Friday, April 03, 2020: 11:00am - 12:20pm -
The lobby is the first place a visitor experiences a museum. But quite often this space is confusing and intimidating in its effort to serve a multitude of purposes. At The Museum of Modern Art (MoMA) in New York City, the lobby has historically welcomed approximately 3 million visitors annually. In October 2019, MoMA, which has undergone a multi-year expansion project including closing its doors to the public in the final 4 months of construction, will re-open with 30% more gallery and public space. The average annual visitation is also expected to increase noticeably. This paper outlines the thought process and evolution of MoMA’s new lobby as it tackled key problems such as creating a single space to serve a widely diverse visitor base; balancing the tension between serving as a space for art vs a space for commerce; using technology solutions to minimize friction at points of transaction such as at the ticketing area, at the coat check, in the retail stores, and at the scanning posts’ point of entry; optimizing queueing and manage crowds to ease visitors’ anxiety; and assisting visitors in wayfinding after they complete the transactional elements of their Museum journey.
This paper specifically focuses on the visitor experience in the lobby, and the making of MoMA’s new lobby.
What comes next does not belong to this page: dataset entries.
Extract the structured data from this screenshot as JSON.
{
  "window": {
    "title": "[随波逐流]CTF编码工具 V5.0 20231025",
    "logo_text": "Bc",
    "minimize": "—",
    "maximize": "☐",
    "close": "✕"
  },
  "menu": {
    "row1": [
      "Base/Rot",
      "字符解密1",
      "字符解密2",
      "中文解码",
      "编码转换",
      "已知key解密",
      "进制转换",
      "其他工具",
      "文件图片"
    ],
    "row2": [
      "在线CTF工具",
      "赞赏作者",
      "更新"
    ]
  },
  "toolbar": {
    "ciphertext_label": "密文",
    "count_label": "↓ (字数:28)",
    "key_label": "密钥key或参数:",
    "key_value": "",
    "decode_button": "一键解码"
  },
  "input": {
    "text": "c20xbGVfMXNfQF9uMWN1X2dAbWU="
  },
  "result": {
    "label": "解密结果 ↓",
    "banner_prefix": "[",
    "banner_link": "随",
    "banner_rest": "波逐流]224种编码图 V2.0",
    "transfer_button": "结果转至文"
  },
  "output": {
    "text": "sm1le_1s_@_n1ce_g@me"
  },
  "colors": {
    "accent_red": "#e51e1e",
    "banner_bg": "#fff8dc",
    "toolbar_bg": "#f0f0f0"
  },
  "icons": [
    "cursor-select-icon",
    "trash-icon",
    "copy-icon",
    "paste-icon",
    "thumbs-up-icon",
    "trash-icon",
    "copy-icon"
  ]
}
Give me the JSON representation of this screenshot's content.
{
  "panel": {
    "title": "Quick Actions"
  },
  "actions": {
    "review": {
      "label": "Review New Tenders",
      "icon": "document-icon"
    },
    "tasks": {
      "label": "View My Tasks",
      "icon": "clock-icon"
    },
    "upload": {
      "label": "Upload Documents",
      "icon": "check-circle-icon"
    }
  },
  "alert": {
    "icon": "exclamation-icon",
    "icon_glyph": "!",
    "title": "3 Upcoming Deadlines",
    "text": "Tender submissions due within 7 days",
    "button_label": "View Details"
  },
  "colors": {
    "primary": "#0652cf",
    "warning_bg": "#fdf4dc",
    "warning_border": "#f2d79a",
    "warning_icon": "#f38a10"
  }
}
Many assumptions were made in redesigning and transforming the lobby so that it is a space beyond simply commercial transactions, so that art is fully integrated and a visitor is immersed in art from the moment they set foot inside. In addition to a deep dive of the afore-mentioned problems, and a description of how MoMA approached each, this paper will share results based on concrete data analytics and observations in its initial opening months. Where applicable, operational changes as a result of such data will also be shared.